▶ **WORK ORDER**: Count the lines below that contain the word "required". Give only the number.

▶ **PROVIDED RECORDS**:
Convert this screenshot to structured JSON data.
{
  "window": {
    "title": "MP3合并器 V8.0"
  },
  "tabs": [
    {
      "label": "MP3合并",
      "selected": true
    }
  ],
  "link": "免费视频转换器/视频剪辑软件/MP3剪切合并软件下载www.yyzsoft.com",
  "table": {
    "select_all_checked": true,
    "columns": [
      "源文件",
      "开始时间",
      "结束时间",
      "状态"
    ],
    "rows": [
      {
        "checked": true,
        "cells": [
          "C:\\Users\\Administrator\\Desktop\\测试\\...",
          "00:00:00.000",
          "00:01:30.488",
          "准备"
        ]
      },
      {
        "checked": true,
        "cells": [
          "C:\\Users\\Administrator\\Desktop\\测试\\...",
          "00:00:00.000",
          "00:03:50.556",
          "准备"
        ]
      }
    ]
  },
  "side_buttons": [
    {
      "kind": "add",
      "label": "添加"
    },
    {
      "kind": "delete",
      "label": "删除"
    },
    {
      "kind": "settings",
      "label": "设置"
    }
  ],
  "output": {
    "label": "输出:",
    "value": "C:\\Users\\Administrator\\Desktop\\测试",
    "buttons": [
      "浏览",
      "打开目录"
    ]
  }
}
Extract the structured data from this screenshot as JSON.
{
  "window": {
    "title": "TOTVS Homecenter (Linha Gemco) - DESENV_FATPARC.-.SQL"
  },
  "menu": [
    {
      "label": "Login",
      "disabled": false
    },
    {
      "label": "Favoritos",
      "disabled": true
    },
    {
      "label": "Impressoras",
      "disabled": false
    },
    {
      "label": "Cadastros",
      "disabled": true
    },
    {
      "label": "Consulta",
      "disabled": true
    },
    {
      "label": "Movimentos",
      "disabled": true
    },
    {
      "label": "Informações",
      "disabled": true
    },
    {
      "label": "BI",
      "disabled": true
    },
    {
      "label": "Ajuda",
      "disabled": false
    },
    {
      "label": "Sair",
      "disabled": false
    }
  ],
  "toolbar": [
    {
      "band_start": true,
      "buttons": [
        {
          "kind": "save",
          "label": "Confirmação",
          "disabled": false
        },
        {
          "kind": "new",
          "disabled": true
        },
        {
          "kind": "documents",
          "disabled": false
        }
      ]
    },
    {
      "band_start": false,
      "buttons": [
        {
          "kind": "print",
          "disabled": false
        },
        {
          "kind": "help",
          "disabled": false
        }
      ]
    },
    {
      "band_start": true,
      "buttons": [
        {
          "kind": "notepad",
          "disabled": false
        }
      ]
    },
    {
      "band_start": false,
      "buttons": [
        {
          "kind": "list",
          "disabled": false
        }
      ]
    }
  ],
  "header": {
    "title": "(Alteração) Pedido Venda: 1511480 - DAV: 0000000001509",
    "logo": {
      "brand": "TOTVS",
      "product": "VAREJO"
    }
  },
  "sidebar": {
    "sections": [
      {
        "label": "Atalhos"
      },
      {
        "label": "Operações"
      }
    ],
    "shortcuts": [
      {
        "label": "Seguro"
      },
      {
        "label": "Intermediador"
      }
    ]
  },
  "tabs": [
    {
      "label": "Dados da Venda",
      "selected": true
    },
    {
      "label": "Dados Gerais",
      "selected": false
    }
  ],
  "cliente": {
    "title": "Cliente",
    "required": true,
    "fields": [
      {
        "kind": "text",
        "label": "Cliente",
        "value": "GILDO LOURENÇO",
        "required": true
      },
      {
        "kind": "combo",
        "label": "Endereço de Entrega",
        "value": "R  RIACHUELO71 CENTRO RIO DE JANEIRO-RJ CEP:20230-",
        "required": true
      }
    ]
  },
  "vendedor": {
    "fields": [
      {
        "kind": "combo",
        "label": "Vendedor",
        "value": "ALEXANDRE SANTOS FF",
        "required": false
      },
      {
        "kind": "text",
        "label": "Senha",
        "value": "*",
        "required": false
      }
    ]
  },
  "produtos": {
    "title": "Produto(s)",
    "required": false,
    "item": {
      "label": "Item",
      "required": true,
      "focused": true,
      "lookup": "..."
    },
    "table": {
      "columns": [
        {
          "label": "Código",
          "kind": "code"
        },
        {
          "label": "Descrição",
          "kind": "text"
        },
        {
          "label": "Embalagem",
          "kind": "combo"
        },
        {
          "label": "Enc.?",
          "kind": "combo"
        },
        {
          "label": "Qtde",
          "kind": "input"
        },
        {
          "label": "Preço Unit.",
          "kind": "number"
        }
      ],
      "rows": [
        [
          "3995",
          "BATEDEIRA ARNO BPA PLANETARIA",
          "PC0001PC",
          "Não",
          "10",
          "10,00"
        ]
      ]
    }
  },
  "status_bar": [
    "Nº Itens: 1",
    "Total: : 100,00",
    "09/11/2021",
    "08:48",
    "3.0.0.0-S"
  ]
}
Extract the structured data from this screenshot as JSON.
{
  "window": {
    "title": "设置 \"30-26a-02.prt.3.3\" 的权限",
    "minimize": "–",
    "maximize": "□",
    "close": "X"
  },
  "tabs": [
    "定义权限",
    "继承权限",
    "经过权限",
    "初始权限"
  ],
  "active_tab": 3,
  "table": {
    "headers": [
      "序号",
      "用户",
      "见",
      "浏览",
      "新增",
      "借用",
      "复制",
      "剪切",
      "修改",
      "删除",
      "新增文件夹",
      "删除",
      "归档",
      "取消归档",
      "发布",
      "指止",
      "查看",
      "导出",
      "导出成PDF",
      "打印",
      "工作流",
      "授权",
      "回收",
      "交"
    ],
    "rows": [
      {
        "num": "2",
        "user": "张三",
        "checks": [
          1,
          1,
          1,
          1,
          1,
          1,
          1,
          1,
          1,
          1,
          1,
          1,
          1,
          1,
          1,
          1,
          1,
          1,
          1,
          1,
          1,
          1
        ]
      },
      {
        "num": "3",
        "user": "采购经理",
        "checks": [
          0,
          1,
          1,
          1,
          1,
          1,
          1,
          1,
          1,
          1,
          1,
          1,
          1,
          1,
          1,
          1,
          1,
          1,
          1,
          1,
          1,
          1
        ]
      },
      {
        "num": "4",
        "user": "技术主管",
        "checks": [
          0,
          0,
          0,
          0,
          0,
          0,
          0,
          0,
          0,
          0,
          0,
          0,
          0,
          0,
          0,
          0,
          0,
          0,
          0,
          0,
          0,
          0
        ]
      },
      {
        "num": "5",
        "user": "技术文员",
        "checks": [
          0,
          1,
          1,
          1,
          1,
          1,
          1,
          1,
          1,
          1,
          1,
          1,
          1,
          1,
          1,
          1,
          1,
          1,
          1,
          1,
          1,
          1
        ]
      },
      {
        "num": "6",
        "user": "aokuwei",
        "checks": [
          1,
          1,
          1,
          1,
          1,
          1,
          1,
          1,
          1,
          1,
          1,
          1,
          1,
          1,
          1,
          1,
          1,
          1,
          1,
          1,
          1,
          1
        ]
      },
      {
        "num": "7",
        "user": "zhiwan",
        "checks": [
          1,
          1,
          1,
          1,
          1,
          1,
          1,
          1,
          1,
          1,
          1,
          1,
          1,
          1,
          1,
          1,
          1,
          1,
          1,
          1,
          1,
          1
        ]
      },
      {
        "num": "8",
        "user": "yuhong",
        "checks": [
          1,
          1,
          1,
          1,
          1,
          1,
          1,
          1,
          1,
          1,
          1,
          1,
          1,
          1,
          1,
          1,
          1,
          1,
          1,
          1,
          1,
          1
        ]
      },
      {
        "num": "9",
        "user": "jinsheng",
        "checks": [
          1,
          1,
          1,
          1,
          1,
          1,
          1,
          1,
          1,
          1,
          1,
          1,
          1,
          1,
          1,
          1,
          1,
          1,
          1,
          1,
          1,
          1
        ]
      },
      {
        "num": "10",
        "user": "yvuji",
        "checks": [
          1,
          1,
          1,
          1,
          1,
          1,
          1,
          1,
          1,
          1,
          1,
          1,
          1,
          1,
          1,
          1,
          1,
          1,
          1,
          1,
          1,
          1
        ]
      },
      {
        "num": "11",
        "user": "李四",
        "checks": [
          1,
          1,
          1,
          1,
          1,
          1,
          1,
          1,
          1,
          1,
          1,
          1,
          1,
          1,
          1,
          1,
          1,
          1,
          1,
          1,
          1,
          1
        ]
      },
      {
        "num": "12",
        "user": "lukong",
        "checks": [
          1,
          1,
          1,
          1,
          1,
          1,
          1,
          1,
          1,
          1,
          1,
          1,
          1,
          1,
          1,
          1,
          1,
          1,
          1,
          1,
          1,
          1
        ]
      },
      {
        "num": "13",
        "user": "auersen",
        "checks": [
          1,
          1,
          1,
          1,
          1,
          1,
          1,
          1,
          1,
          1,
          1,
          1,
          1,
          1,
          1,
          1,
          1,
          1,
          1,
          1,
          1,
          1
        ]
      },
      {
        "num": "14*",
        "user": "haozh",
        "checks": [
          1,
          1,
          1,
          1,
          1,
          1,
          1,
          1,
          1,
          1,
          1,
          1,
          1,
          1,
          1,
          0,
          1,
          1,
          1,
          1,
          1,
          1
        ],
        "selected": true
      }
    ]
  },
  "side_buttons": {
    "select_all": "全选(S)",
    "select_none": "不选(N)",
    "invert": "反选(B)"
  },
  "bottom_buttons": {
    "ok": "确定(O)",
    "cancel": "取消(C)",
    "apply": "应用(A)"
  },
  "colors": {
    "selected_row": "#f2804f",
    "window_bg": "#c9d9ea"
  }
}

▶ **RESPONSE TO THE EXERCISE**: 7